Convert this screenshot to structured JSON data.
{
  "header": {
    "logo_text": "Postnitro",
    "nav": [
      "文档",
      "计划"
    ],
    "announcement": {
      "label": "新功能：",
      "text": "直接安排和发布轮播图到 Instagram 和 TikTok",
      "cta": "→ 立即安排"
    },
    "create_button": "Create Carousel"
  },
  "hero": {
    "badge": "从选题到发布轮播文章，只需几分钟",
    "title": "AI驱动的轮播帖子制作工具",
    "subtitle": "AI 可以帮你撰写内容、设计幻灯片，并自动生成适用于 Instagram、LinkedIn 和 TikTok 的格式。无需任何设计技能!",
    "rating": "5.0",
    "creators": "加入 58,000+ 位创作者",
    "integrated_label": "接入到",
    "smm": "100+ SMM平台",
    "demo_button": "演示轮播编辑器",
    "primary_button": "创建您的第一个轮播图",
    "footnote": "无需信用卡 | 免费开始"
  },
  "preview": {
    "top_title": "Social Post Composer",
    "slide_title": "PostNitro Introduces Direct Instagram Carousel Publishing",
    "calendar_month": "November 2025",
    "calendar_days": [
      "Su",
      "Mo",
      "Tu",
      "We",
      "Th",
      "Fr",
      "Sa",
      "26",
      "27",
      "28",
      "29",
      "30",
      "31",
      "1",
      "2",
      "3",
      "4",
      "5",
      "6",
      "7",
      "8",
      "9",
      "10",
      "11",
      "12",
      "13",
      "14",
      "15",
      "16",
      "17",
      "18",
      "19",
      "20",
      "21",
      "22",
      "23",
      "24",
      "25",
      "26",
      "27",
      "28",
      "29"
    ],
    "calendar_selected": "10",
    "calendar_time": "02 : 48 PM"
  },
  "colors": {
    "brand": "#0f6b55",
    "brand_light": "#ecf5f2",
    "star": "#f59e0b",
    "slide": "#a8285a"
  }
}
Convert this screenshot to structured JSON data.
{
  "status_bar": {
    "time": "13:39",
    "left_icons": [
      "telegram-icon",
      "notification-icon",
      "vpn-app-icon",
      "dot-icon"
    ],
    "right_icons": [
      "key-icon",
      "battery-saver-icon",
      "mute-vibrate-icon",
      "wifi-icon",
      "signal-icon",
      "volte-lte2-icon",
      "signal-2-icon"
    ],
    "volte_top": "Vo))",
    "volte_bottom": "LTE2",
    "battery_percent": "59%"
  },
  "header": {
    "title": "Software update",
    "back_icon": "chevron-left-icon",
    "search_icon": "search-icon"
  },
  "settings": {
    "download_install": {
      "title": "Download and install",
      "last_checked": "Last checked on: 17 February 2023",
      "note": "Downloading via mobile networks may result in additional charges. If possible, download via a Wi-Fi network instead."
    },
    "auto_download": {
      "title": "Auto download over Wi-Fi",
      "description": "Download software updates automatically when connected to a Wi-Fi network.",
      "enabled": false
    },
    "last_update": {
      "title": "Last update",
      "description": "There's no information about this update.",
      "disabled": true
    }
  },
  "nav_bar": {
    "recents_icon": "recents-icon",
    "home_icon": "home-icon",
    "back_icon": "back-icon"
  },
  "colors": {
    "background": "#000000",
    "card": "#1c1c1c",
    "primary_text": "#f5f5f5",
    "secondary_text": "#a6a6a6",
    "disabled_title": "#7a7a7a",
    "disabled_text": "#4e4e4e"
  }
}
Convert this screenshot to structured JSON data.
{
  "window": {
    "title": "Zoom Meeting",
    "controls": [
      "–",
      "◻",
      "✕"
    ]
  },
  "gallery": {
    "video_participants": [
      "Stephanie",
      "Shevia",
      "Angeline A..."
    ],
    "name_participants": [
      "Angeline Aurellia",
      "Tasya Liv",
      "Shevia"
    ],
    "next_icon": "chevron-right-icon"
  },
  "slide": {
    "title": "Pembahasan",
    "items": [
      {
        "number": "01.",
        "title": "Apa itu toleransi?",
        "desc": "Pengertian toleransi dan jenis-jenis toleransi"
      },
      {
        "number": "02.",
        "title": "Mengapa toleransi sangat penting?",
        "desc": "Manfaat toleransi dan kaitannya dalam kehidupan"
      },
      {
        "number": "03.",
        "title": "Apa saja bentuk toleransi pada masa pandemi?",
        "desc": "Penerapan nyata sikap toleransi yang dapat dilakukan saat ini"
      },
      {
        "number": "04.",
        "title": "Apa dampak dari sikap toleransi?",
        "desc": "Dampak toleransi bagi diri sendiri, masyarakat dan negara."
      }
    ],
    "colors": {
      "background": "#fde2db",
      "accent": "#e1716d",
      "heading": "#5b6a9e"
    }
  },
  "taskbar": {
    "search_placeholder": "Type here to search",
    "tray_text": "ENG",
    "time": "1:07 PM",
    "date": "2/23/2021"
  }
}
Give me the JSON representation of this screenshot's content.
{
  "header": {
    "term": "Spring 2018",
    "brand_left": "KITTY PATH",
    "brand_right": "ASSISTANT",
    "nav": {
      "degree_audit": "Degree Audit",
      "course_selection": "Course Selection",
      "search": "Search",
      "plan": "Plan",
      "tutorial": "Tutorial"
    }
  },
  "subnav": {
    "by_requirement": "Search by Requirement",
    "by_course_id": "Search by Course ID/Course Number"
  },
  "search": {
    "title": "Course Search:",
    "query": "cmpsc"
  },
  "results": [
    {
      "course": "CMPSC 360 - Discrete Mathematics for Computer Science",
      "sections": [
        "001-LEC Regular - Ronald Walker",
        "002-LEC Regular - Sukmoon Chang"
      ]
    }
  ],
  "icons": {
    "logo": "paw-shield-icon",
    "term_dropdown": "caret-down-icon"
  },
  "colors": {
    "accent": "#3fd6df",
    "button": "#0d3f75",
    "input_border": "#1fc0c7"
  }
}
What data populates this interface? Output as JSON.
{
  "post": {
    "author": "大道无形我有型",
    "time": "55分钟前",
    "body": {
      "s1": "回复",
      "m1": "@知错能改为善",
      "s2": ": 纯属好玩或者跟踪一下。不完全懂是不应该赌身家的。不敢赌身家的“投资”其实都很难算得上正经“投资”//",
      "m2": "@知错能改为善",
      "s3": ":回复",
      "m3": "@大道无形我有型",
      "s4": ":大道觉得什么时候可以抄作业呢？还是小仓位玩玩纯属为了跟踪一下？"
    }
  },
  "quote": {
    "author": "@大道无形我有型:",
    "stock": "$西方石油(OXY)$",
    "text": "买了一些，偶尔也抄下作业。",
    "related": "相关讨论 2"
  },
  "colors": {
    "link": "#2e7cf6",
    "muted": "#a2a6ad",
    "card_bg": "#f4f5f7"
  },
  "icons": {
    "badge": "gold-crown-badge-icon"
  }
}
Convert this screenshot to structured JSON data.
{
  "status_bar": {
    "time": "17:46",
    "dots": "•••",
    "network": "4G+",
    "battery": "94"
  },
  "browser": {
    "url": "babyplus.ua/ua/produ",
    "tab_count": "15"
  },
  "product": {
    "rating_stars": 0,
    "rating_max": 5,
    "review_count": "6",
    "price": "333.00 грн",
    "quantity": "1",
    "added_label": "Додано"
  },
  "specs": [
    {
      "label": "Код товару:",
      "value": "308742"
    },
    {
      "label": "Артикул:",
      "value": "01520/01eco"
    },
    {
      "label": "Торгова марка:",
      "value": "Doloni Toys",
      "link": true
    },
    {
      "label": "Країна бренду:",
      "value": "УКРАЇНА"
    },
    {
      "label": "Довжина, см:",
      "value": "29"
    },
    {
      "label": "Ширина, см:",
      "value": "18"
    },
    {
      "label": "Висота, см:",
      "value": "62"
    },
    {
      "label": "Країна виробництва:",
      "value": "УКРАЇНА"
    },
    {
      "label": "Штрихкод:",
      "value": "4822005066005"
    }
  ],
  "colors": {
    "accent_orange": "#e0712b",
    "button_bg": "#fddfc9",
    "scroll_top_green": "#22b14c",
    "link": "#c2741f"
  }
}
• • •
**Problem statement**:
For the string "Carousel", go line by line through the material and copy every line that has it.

**Exercise solution**:
    "create_button": "Create Carousel"
    "slide_title": "PostNitro Introduces Direct Instagram Carousel Publishing",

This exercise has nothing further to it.